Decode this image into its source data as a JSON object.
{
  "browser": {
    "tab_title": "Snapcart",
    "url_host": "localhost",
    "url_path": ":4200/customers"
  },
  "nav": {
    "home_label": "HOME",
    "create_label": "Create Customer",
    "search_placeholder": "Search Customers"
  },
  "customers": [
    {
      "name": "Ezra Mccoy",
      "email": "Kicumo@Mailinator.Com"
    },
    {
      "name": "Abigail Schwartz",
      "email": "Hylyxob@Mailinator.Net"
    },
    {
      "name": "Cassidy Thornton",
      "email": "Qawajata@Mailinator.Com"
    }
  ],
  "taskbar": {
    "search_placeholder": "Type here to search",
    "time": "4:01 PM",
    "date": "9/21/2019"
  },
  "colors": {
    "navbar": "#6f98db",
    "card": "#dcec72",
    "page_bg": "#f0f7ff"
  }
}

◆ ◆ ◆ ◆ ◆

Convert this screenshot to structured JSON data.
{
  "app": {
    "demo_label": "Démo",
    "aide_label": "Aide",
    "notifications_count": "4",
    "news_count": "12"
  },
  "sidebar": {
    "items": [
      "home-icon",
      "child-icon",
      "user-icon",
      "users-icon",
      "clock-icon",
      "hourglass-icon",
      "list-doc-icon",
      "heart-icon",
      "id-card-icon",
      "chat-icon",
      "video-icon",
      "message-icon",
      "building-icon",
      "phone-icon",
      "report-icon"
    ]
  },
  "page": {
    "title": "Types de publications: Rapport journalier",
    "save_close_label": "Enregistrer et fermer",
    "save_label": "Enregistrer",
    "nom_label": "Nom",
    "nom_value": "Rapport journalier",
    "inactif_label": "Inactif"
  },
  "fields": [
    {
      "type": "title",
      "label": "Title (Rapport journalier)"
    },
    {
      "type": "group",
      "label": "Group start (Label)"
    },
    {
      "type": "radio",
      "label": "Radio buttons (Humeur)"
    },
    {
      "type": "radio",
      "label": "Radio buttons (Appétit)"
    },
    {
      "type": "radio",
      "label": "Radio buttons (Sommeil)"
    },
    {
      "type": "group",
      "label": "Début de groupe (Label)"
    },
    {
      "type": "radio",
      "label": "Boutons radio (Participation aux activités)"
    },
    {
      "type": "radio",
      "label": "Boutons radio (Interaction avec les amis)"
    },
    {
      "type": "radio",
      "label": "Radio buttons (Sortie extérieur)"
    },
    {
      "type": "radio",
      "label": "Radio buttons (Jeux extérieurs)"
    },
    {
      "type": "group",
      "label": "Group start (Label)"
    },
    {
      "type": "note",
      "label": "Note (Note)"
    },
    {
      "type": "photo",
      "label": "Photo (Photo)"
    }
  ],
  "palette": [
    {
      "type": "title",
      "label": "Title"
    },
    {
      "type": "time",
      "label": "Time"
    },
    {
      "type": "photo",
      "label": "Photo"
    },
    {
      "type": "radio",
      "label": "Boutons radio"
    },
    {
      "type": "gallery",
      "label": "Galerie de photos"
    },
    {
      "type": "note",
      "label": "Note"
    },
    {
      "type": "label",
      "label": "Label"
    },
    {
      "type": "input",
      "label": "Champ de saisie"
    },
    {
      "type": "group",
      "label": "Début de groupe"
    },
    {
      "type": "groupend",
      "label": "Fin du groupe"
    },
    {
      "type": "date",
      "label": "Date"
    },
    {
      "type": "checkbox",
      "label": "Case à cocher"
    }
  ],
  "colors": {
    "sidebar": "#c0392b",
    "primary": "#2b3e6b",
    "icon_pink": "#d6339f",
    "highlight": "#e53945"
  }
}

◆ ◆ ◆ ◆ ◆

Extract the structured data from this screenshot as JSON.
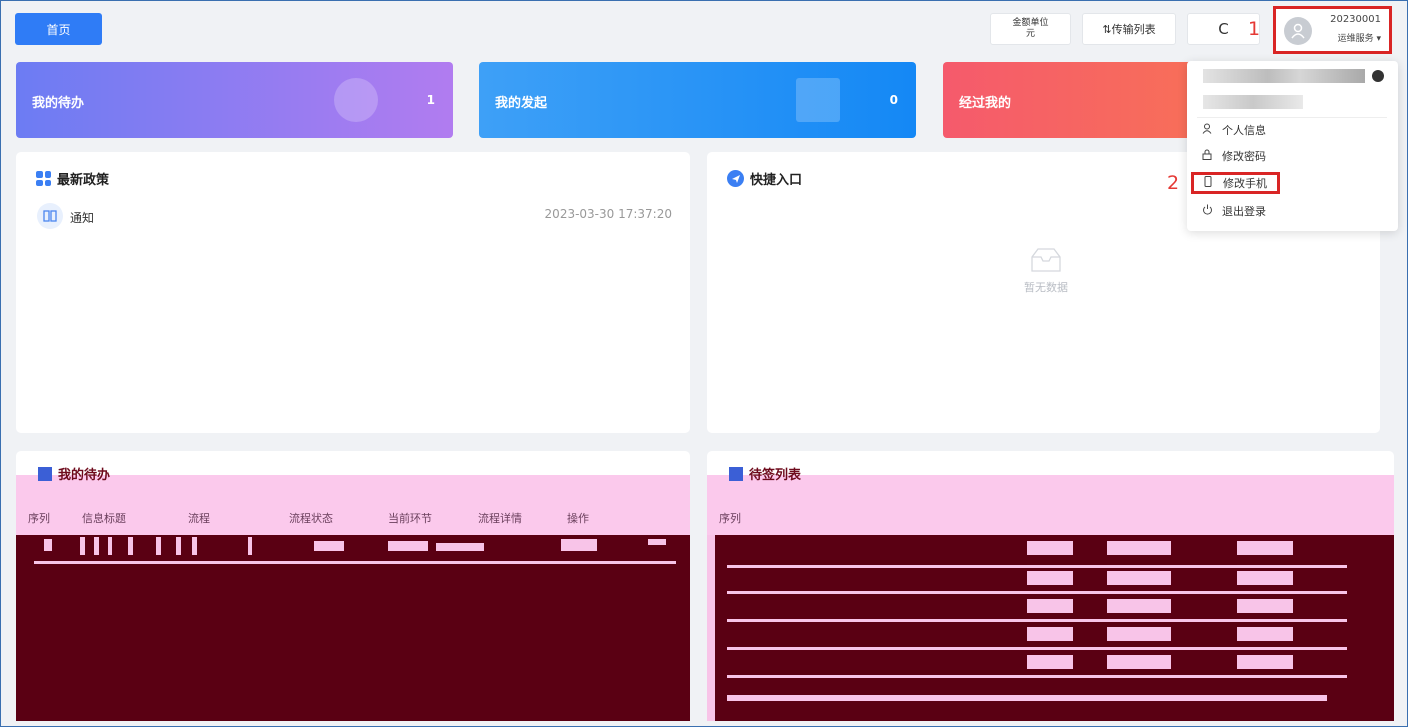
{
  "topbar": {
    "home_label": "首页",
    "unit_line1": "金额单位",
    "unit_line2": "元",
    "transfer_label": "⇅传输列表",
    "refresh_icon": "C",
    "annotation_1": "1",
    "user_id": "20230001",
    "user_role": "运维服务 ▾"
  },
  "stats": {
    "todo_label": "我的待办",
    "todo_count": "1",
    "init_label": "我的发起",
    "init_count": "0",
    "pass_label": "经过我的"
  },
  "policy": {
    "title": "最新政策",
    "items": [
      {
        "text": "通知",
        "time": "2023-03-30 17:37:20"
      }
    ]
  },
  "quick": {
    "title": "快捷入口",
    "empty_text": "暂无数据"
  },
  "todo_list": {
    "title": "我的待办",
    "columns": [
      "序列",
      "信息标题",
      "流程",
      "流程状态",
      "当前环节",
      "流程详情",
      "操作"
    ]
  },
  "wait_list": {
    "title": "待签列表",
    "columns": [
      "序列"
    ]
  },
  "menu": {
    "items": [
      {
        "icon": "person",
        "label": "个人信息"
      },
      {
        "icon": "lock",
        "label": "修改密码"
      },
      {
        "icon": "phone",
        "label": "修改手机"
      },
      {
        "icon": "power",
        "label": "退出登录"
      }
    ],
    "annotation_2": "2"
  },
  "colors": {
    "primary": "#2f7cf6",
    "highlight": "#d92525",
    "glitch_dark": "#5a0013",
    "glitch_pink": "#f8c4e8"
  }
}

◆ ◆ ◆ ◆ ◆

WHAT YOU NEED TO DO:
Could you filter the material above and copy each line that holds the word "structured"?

WRITTEN RESPONSE:
Convert this screenshot to structured JSON data.
Extract the structured data from this screenshot as JSON.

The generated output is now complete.